# INSTRUCTIONS TO FOLLOW
Look through the records below and collect all lines that hold the string "Chauffage".

# MATERIAL FOR THIS TASK
*** Begin section ***

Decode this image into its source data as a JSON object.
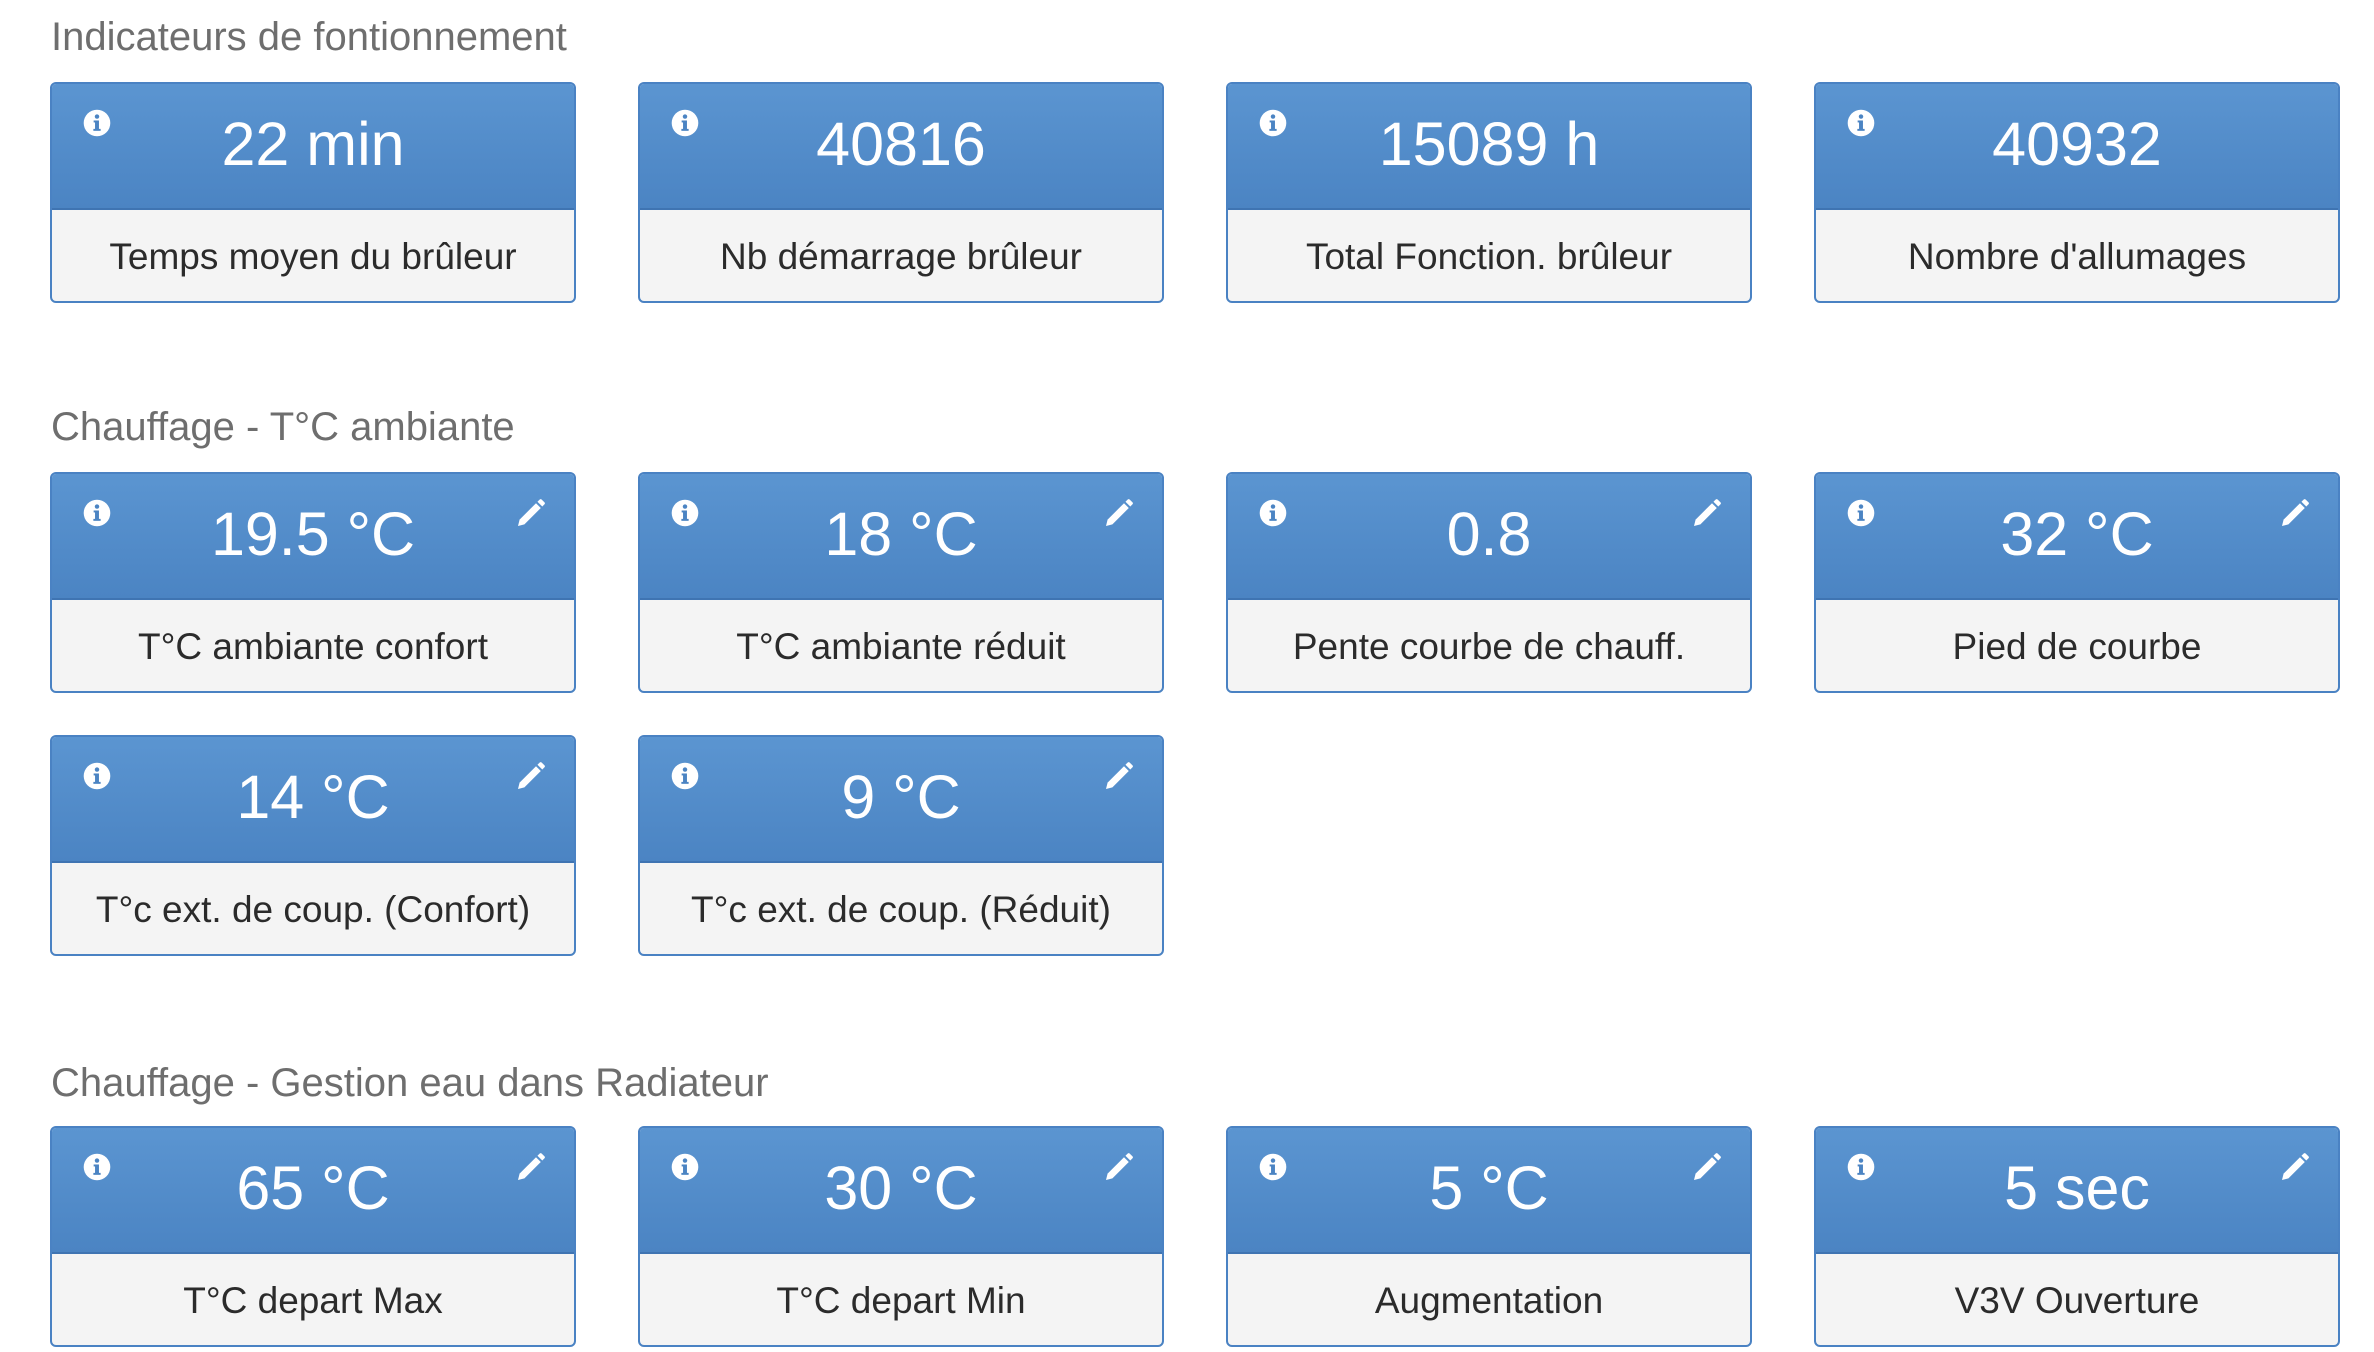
{
  "sections": [
    {
      "title": "Indicateurs de fontionnement",
      "cards": [
        {
          "value": "22 min",
          "label": "Temps moyen du brûleur",
          "editable": false
        },
        {
          "value": "40816",
          "label": "Nb démarrage brûleur",
          "editable": false
        },
        {
          "value": "15089 h",
          "label": "Total Fonction. brûleur",
          "editable": false
        },
        {
          "value": "40932",
          "label": "Nombre d'allumages",
          "editable": false
        }
      ]
    },
    {
      "title": "Chauffage - T°C ambiante",
      "cards": [
        {
          "value": "19.5 °C",
          "label": "T°C ambiante confort",
          "editable": true
        },
        {
          "value": "18 °C",
          "label": "T°C ambiante réduit",
          "editable": true
        },
        {
          "value": "0.8",
          "label": "Pente courbe de chauff.",
          "editable": true
        },
        {
          "value": "32 °C",
          "label": "Pied de courbe",
          "editable": true
        },
        {
          "value": "14 °C",
          "label": "T°c ext. de coup. (Confort)",
          "editable": true
        },
        {
          "value": "9 °C",
          "label": "T°c ext. de coup. (Réduit)",
          "editable": true
        }
      ]
    },
    {
      "title": "Chauffage - Gestion eau dans Radiateur",
      "cards": [
        {
          "value": "65 °C",
          "label": "T°C depart Max",
          "editable": true
        },
        {
          "value": "30 °C",
          "label": "T°C depart Min",
          "editable": true
        },
        {
          "value": "5 °C",
          "label": "Augmentation",
          "editable": true
        },
        {
          "value": "5 sec",
          "label": "V3V Ouverture",
          "editable": true
        }
      ]
    }
  ],
  "icons": {
    "info": "info-icon",
    "edit": "pencil-icon"
  },
  "colors": {
    "card_header": "#5288c9",
    "card_border": "#4a82c3",
    "card_body": "#f4f4f4",
    "section_title": "#6e6e6e"
  }
}
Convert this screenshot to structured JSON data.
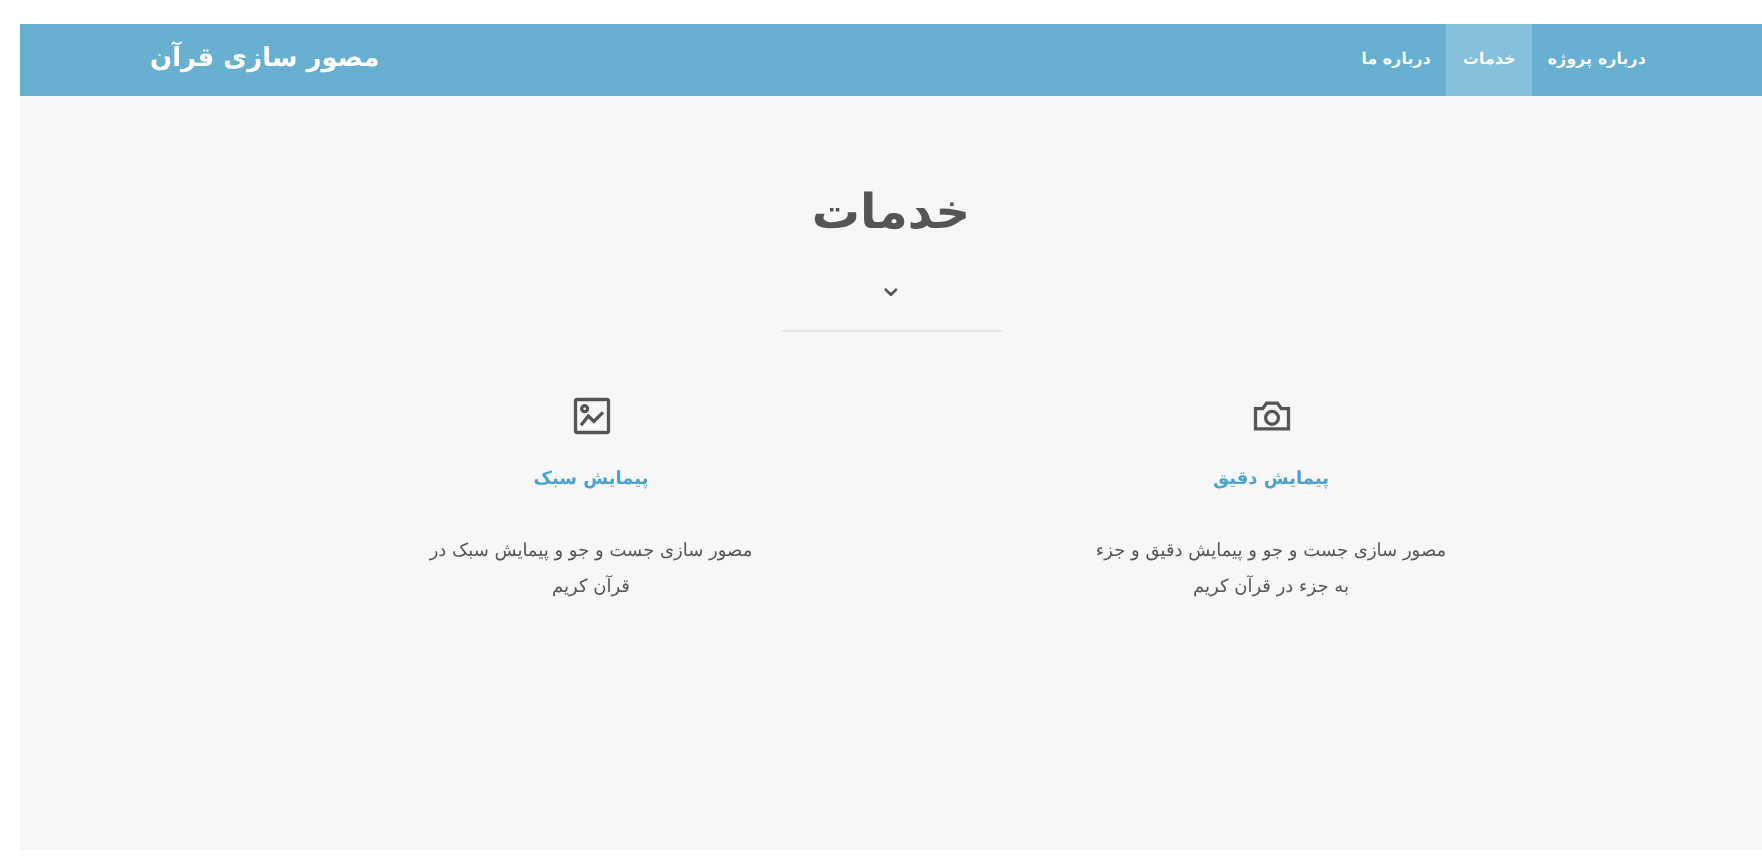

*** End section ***

# OUTPUT FOR THIS EXERCISE
      "title": "Chauffage - T°C ambiante",
      "title": "Chauffage - Gestion eau dans Radiateur",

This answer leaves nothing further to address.